Twelve years later and despite historic advancements by the LGBT community at all levels (individuals, schools, businesses, sports, entertainment, military, and state and federal governments) the BSA just this past July strongly re-affirmed that it will continue to exclude gays. You remain fixated with your narrow thinking.
As scouts, we were shown how to be leaders and were expected to lead. Yet, here is where the BSA’s failure at leadership – and hypocrisy – are so plainly seen. We are told that an eleven-person committee studied this issue for two years, but that the status quo will remain. The two-year study was done in secret. By a committee whose make-up is a secret. No announcements, no transparency. No details made public. And then, on July 17th, the public was told about this study and its result: scouts who are “open and avowed [homosexuals]” will not be accepted. Presumably, this is some type of a don’t-ask-don’t-tell policy – just hide who you are or lie about who you are and you’ll be allowed into the BSA. But why should anyone have to be afraid to say who they are? Or have to lie? Or not express themselves? Why shouldn’t a gay scout be able to be open about who he is? Or join his school’s GLSEN chapter? Or walk in a Gay Pride parade? Why shouldn’t a lesbian mom not be welcomed as a volunteer?

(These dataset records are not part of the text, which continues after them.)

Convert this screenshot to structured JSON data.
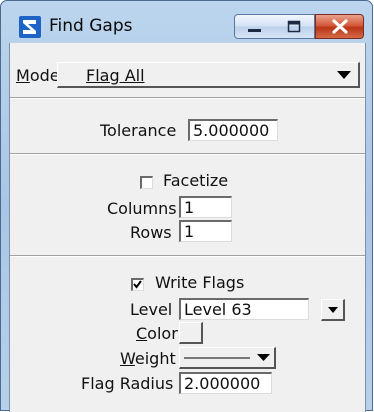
{
  "window": {
    "title": "Find Gaps"
  },
  "mode": {
    "label_first": "M",
    "label_rest": "ode",
    "value": "Flag All"
  },
  "tolerance": {
    "label": "Tolerance",
    "value": "5.000000"
  },
  "facetize": {
    "label": "Facetize",
    "checked": false
  },
  "columns": {
    "label": "Columns",
    "value": "1"
  },
  "rows": {
    "label": "Rows",
    "value": "1"
  },
  "write_flags": {
    "label": "Write Flags",
    "checked": true
  },
  "level": {
    "label": "Level",
    "value": "Level 63"
  },
  "color": {
    "label_first": "C",
    "label_rest": "olor"
  },
  "weight": {
    "label_first": "W",
    "label_rest": "eight"
  },
  "flag_radius": {
    "label": "Flag Radius",
    "value": "2.000000"
  },
  "icons": {
    "app": "microstation-icon",
    "minimize": "minimize-icon",
    "maximize": "maximize-icon",
    "close": "close-icon",
    "dropdown": "chevron-down-icon",
    "check": "checkmark-icon"
  }
}
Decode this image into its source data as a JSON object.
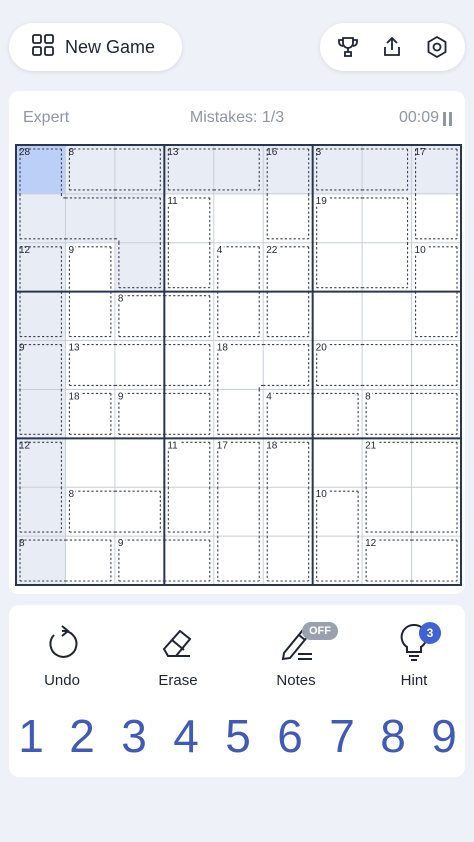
{
  "toolbar": {
    "new_game_label": "New Game",
    "icons": [
      "grid-icon",
      "trophy-icon",
      "share-icon",
      "settings-icon"
    ]
  },
  "status": {
    "difficulty": "Expert",
    "mistakes": "Mistakes: 1/3",
    "timer": "00:09"
  },
  "board": {
    "size": 9,
    "selected_cell": {
      "row": 0,
      "col": 0
    },
    "highlighted_cells": [
      [
        0,
        1
      ],
      [
        0,
        2
      ],
      [
        0,
        3
      ],
      [
        0,
        4
      ],
      [
        0,
        5
      ],
      [
        0,
        6
      ],
      [
        0,
        7
      ],
      [
        0,
        8
      ],
      [
        1,
        0
      ],
      [
        1,
        1
      ],
      [
        1,
        2
      ],
      [
        2,
        0
      ],
      [
        2,
        2
      ],
      [
        3,
        0
      ],
      [
        4,
        0
      ],
      [
        5,
        0
      ],
      [
        6,
        0
      ],
      [
        7,
        0
      ],
      [
        8,
        0
      ]
    ],
    "cages": [
      {
        "sum": 28,
        "cells": [
          [
            0,
            0
          ],
          [
            1,
            0
          ],
          [
            1,
            1
          ],
          [
            1,
            2
          ],
          [
            2,
            2
          ]
        ]
      },
      {
        "sum": 8,
        "cells": [
          [
            0,
            1
          ],
          [
            0,
            2
          ]
        ]
      },
      {
        "sum": 13,
        "cells": [
          [
            0,
            3
          ],
          [
            0,
            4
          ]
        ]
      },
      {
        "sum": 16,
        "cells": [
          [
            0,
            5
          ],
          [
            1,
            5
          ]
        ]
      },
      {
        "sum": 3,
        "cells": [
          [
            0,
            6
          ],
          [
            0,
            7
          ]
        ]
      },
      {
        "sum": 17,
        "cells": [
          [
            0,
            8
          ],
          [
            1,
            8
          ]
        ]
      },
      {
        "sum": 11,
        "cells": [
          [
            1,
            3
          ],
          [
            2,
            3
          ]
        ]
      },
      {
        "sum": 19,
        "cells": [
          [
            1,
            6
          ],
          [
            1,
            7
          ],
          [
            2,
            6
          ],
          [
            2,
            7
          ]
        ]
      },
      {
        "sum": 12,
        "cells": [
          [
            2,
            0
          ],
          [
            3,
            0
          ]
        ]
      },
      {
        "sum": 9,
        "cells": [
          [
            2,
            1
          ],
          [
            3,
            1
          ]
        ]
      },
      {
        "sum": 4,
        "cells": [
          [
            2,
            4
          ],
          [
            3,
            4
          ]
        ]
      },
      {
        "sum": 22,
        "cells": [
          [
            2,
            5
          ],
          [
            3,
            5
          ]
        ]
      },
      {
        "sum": 10,
        "cells": [
          [
            2,
            8
          ],
          [
            3,
            8
          ]
        ]
      },
      {
        "sum": 8,
        "cells": [
          [
            3,
            2
          ],
          [
            3,
            3
          ]
        ]
      },
      {
        "sum": 9,
        "cells": [
          [
            4,
            0
          ],
          [
            5,
            0
          ]
        ]
      },
      {
        "sum": 13,
        "cells": [
          [
            4,
            1
          ],
          [
            4,
            2
          ],
          [
            4,
            3
          ]
        ]
      },
      {
        "sum": 18,
        "cells": [
          [
            4,
            4
          ],
          [
            4,
            5
          ],
          [
            5,
            4
          ]
        ]
      },
      {
        "sum": 20,
        "cells": [
          [
            4,
            6
          ],
          [
            4,
            7
          ],
          [
            4,
            8
          ]
        ]
      },
      {
        "sum": 18,
        "cells": [
          [
            5,
            1
          ]
        ]
      },
      {
        "sum": 9,
        "cells": [
          [
            5,
            2
          ],
          [
            5,
            3
          ]
        ]
      },
      {
        "sum": 4,
        "cells": [
          [
            5,
            5
          ],
          [
            5,
            6
          ]
        ]
      },
      {
        "sum": 8,
        "cells": [
          [
            5,
            7
          ],
          [
            5,
            8
          ]
        ]
      },
      {
        "sum": 12,
        "cells": [
          [
            6,
            0
          ],
          [
            7,
            0
          ]
        ]
      },
      {
        "sum": 11,
        "cells": [
          [
            6,
            3
          ],
          [
            7,
            3
          ]
        ]
      },
      {
        "sum": 17,
        "cells": [
          [
            6,
            4
          ],
          [
            7,
            4
          ],
          [
            8,
            4
          ]
        ]
      },
      {
        "sum": 18,
        "cells": [
          [
            6,
            5
          ],
          [
            7,
            5
          ],
          [
            8,
            5
          ]
        ]
      },
      {
        "sum": 21,
        "cells": [
          [
            6,
            7
          ],
          [
            6,
            8
          ],
          [
            7,
            7
          ],
          [
            7,
            8
          ]
        ]
      },
      {
        "sum": 8,
        "cells": [
          [
            7,
            1
          ],
          [
            7,
            2
          ]
        ]
      },
      {
        "sum": 10,
        "cells": [
          [
            7,
            6
          ],
          [
            8,
            6
          ]
        ]
      },
      {
        "sum": 8,
        "cells": [
          [
            8,
            0
          ],
          [
            8,
            1
          ]
        ]
      },
      {
        "sum": 9,
        "cells": [
          [
            8,
            2
          ],
          [
            8,
            3
          ]
        ]
      },
      {
        "sum": 12,
        "cells": [
          [
            8,
            7
          ],
          [
            8,
            8
          ]
        ]
      }
    ]
  },
  "controls": {
    "undo": "Undo",
    "erase": "Erase",
    "notes": "Notes",
    "notes_state": "OFF",
    "hint": "Hint",
    "hint_count": "3"
  },
  "numpad": [
    "1",
    "2",
    "3",
    "4",
    "5",
    "6",
    "7",
    "8",
    "9"
  ],
  "colors": {
    "accent": "#3f5bb5",
    "badge": "#3f63d7",
    "selected_cell": "#bcd0f7",
    "highlight_cell": "#e8ecf4",
    "grid_thick": "#2a3550",
    "grid_thin": "#c9ced8"
  }
}
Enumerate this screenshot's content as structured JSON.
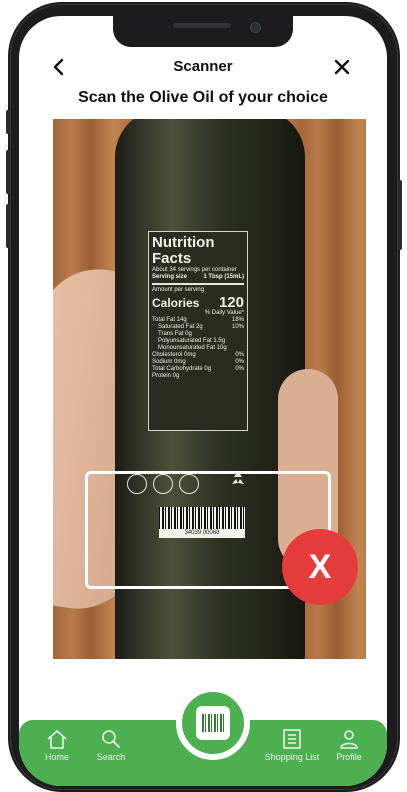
{
  "header": {
    "title": "Scanner",
    "back_icon": "chevron-left-icon",
    "close_icon": "close-icon"
  },
  "instruction": "Scan the Olive Oil of your choice",
  "product_label": {
    "heading": "Nutrition Facts",
    "servings": "About 34 servings per container",
    "serving_size_label": "Serving size",
    "serving_size": "1 Tbsp (15mL)",
    "amount_per_serving": "Amount per serving",
    "calories_label": "Calories",
    "calories": "120",
    "daily_value": "% Daily Value*",
    "rows": [
      {
        "label": "Total Fat 14g",
        "value": "18%"
      },
      {
        "label": "Saturated Fat 2g",
        "value": "10%"
      },
      {
        "label": "Trans Fat 0g",
        "value": ""
      },
      {
        "label": "Polyunsaturated Fat 1.5g",
        "value": ""
      },
      {
        "label": "Monounsaturated Fat 10g",
        "value": ""
      },
      {
        "label": "Cholesterol 0mg",
        "value": "0%"
      },
      {
        "label": "Sodium 0mg",
        "value": "0%"
      },
      {
        "label": "Total Carbohydrate 0g",
        "value": "0%"
      },
      {
        "label": "Protein 0g",
        "value": ""
      }
    ],
    "barcode_number": "34039 00068"
  },
  "scan_action": {
    "reject_label": "X",
    "color": "#e63b3b"
  },
  "nav": {
    "color": "#4caf50",
    "items": [
      {
        "label": "Home",
        "icon": "home-icon"
      },
      {
        "label": "Search",
        "icon": "search-icon"
      },
      {
        "label": "Shopping List",
        "icon": "list-icon"
      },
      {
        "label": "Profile",
        "icon": "user-icon"
      }
    ],
    "center_icon": "barcode-icon"
  }
}
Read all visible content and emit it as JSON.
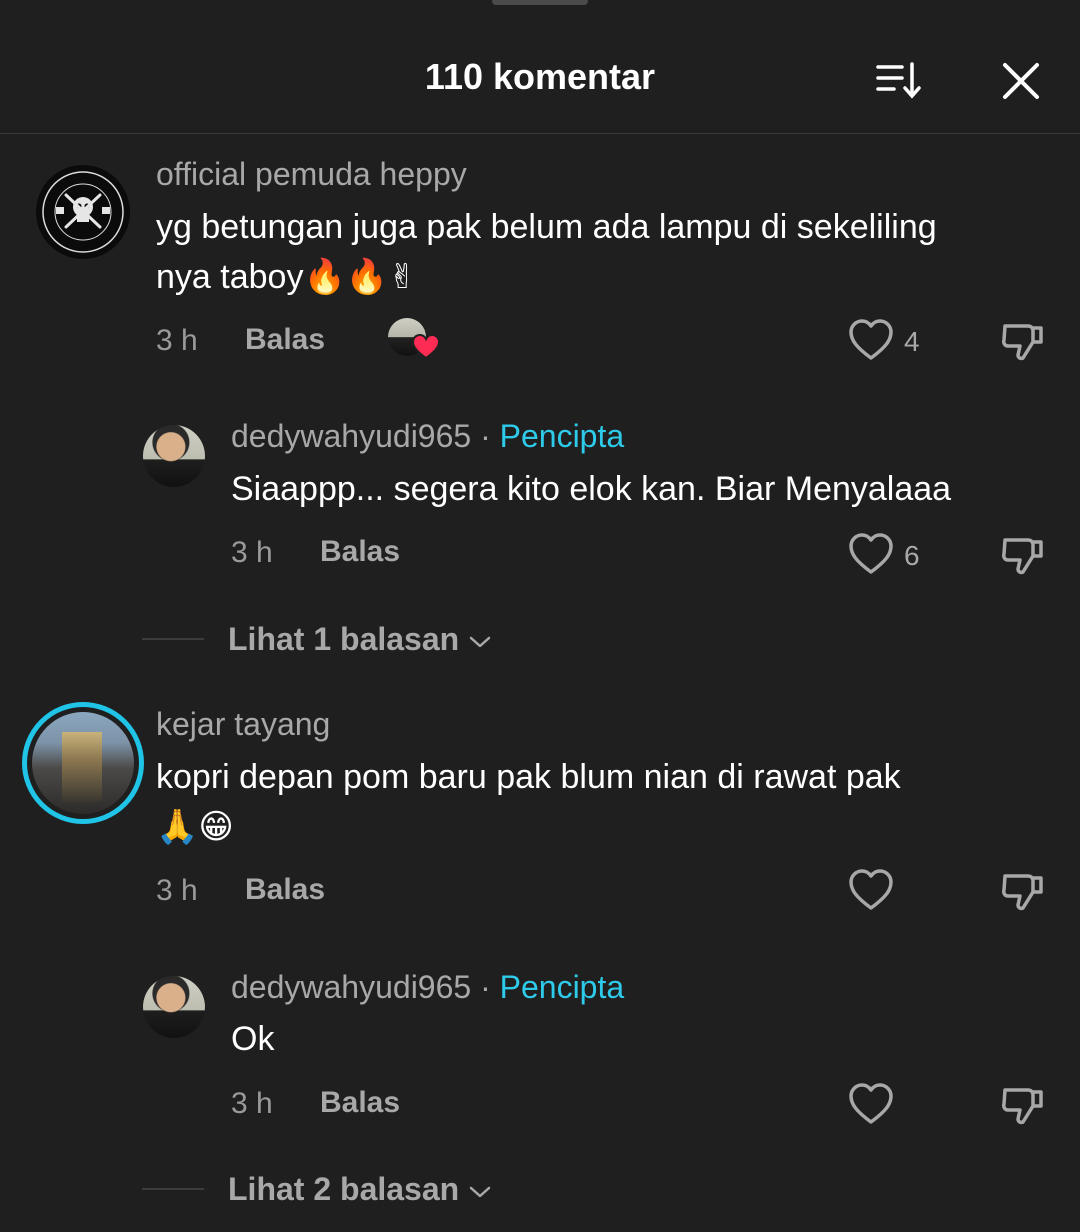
{
  "header": {
    "title": "110 komentar"
  },
  "comments": [
    {
      "username": "official pemuda heppy",
      "text_line1": "yg betungan juga pak belum ada lampu di sekeliling",
      "text_line2": "nya taboy",
      "emojis": "🔥🔥✌",
      "time": "3 h",
      "reply_label": "Balas",
      "like_count": "4",
      "creator_liked": true
    },
    {
      "username": "dedywahyudi965",
      "dot": "·",
      "badge": "Pencipta",
      "text": "Siaappp... segera kito elok kan. Biar Menyalaaa",
      "time": "3 h",
      "reply_label": "Balas",
      "like_count": "6"
    },
    {
      "view_replies": "Lihat 1 balasan"
    },
    {
      "username": "kejar tayang",
      "text_line1": "kopri depan pom baru pak blum nian di rawat pak",
      "emojis": "🙏😁",
      "time": "3 h",
      "reply_label": "Balas",
      "like_count": ""
    },
    {
      "username": "dedywahyudi965",
      "dot": "·",
      "badge": "Pencipta",
      "text": "Ok",
      "time": "3 h",
      "reply_label": "Balas",
      "like_count": ""
    },
    {
      "view_replies": "Lihat 2 balasan"
    }
  ],
  "colors": {
    "background": "#1f1f1f",
    "creator_badge": "#2ecaea",
    "story_ring": "#1fc4e6",
    "heart_badge": "#fe2c55"
  },
  "icons": [
    "sort-icon",
    "close-icon",
    "heart-icon",
    "dislike-icon",
    "chevron-down-icon"
  ]
}
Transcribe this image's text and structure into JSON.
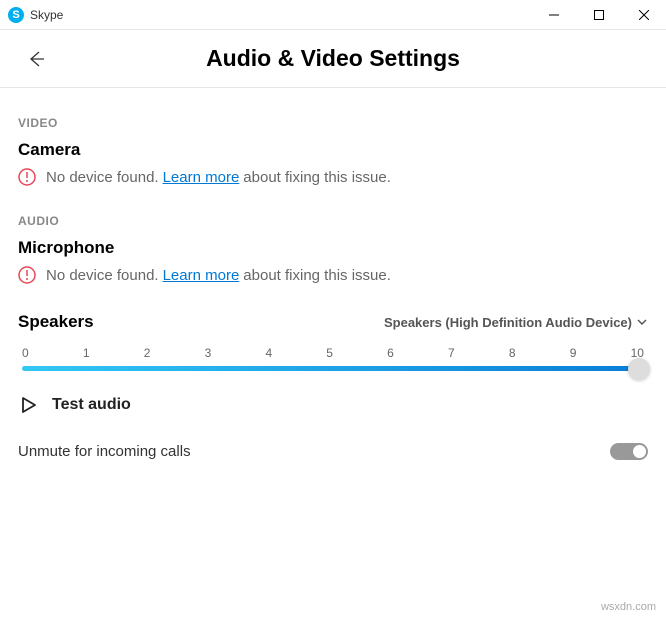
{
  "titlebar": {
    "app_name": "Skype",
    "logo_initial": "S"
  },
  "header": {
    "title": "Audio & Video Settings"
  },
  "video": {
    "section_label": "VIDEO",
    "heading": "Camera",
    "warning_prefix": "No device found.",
    "warning_link": "Learn more",
    "warning_suffix": "about fixing this issue."
  },
  "audio": {
    "section_label": "AUDIO",
    "heading": "Microphone",
    "warning_prefix": "No device found.",
    "warning_link": "Learn more",
    "warning_suffix": "about fixing this issue."
  },
  "speakers": {
    "heading": "Speakers",
    "device": "Speakers (High Definition Audio Device)",
    "ticks": [
      "0",
      "1",
      "2",
      "3",
      "4",
      "5",
      "6",
      "7",
      "8",
      "9",
      "10"
    ],
    "value": 10
  },
  "test_audio": {
    "label": "Test audio"
  },
  "unmute": {
    "label": "Unmute for incoming calls",
    "on": true
  },
  "watermark": "wsxdn.com"
}
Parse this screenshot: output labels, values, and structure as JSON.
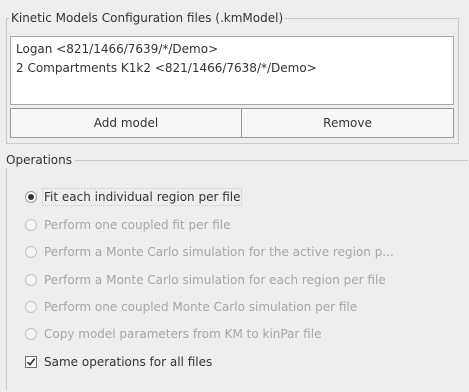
{
  "km_group": {
    "title": "Kinetic Models Configuration files (.kmModel)",
    "models": [
      "Logan <821/1466/7639/*/Demo>",
      "2 Compartments K1k2 <821/1466/7638/*/Demo>"
    ],
    "add_label": "Add model",
    "remove_label": "Remove"
  },
  "operations": {
    "title": "Operations",
    "options": [
      {
        "label": "Fit each individual region per file",
        "selected": true,
        "enabled": true
      },
      {
        "label": "Perform one coupled fit per file",
        "selected": false,
        "enabled": false
      },
      {
        "label": "Perform a Monte Carlo simulation for the active region p...",
        "selected": false,
        "enabled": false
      },
      {
        "label": "Perform a Monte Carlo simulation for each region per file",
        "selected": false,
        "enabled": false
      },
      {
        "label": "Perform one coupled Monte Carlo simulation per file",
        "selected": false,
        "enabled": false
      },
      {
        "label": "Copy model parameters from KM to kinPar file",
        "selected": false,
        "enabled": false
      }
    ],
    "same_ops_label": "Same operations for all files",
    "same_ops_checked": true
  }
}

You already know about intolerance, bullying, the suicide rate among gay youth, and the difficulties gay teens have growing up. You had an opportunity to be a shining example of what is good in people and good in organizations: accepting others for who they are and seeing the good – not the imaginary bad – in people. You could have shown leadership, but chose not to. In your July 17, 2012 news release you, without citing any specifics or details of the study, noted that your committee felt a majority of BSA members and parents agreed with your decision. That is not leadership. Leadership is taking the right position, based on the right principles. Here inclusion is right, not wrong. Leadership is not just going with the majority vote. That’s the easy way out.
The Scout Law states that a scout is “friendly,” which the BSA has instructed in scouting materials to mean that a scout “must accept the other person as he is … and respect his differences.” How hypocritical it is for you to continue to promote just the opposite: a gay scout will be accepted only if he masks his true self. His differences will never be respected because they cannot be known.
I can be proud of what I did in the Boy Scouts and the work it took to earn the Eagle medal that roughly 3% of scouts achieve. But the organization that awarded it to me when I was 15 years old is hurting too many people by its refusal to change. I hope you, perhaps with new leadership, will soon welcome all people and value inclusion over hurtful beliefs as to who is “morally straight.” Just because a policy is legal, as yours evidently is, does not mean it is morally right. I know that someday the BSA will see that. And I think, deep down, you know that too.
Stephen H. Olden
George Washington Council